||1 : IFREMER, Dept Valorisat Prod, Lab Genie Alimentaire, Ctr Nantes, F-44311 Nantes 03, France.
2 : Univ Nantes, Grp SMAB, EA 2160, Lab Chim Marine, F-44322 Nantes, France.
||Marine Biotechnology I (0724-6145) (Springer), 2005 , Vol. 96 , P. 49-125
|WOS© Times Cited
||Nutrition, Biomarkers, Marine organisms, Fatty acids, Lipids

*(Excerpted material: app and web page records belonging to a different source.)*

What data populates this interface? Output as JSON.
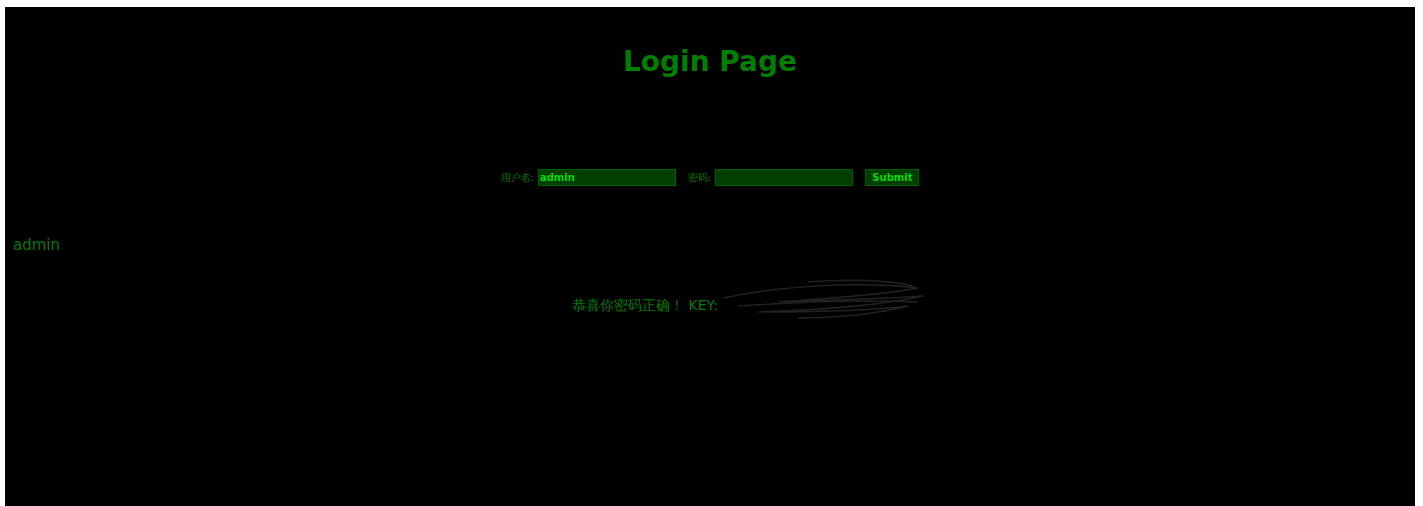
{
  "title": "Login Page",
  "form": {
    "username_label": "用户名:",
    "username_value": "admin",
    "password_label": "密码:",
    "submit": "Submit"
  },
  "echo": "admin",
  "message": "恭喜你密码正确！ KEY:"
}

||Because of their characteristic living environments, marine organisms produce a variety of lipids. Fatty acids constitute the essential part of triglycerides and wax esters, which are the major components of fats and oils. Nevertheless, phospholipids and glycolipids have considerable importance and will be taken into account, especially the latter compounds that excite increasing interest regarding their promising biological activities. Thus, in addition to the major polyunsaturated fatty acids (PUFA) such as eicosapentaenoic (EPA) and docosahexaenoic (DHA) acids, a great number of various fatty acids occur in marine organisms, e.g. saturated, mono- and diunsaturated, branched, halogenated, hydroxylated, methoxylated, non-methylene-interrupted. Various unprecedented chemical structures of fatty acids, and lipid-containing fatty acids, have recently been discovered, especially from the most primitive animals such as sponges and gorgonians. This review of marine lipidology deals with recent advances in the field of fatty acids since the end of the 1990s. Different approaches will be followed, mainly developing biomarkers of trophic chains in marine ecosystems and of chemotaxonomic interest, reporting new structures, especially those with biological activities or biosynthetic interest. An important part of this review will be devoted to the major PUFA, their relevance to health and nutrition, their biosynthesis, their sources (usual and promising) and market.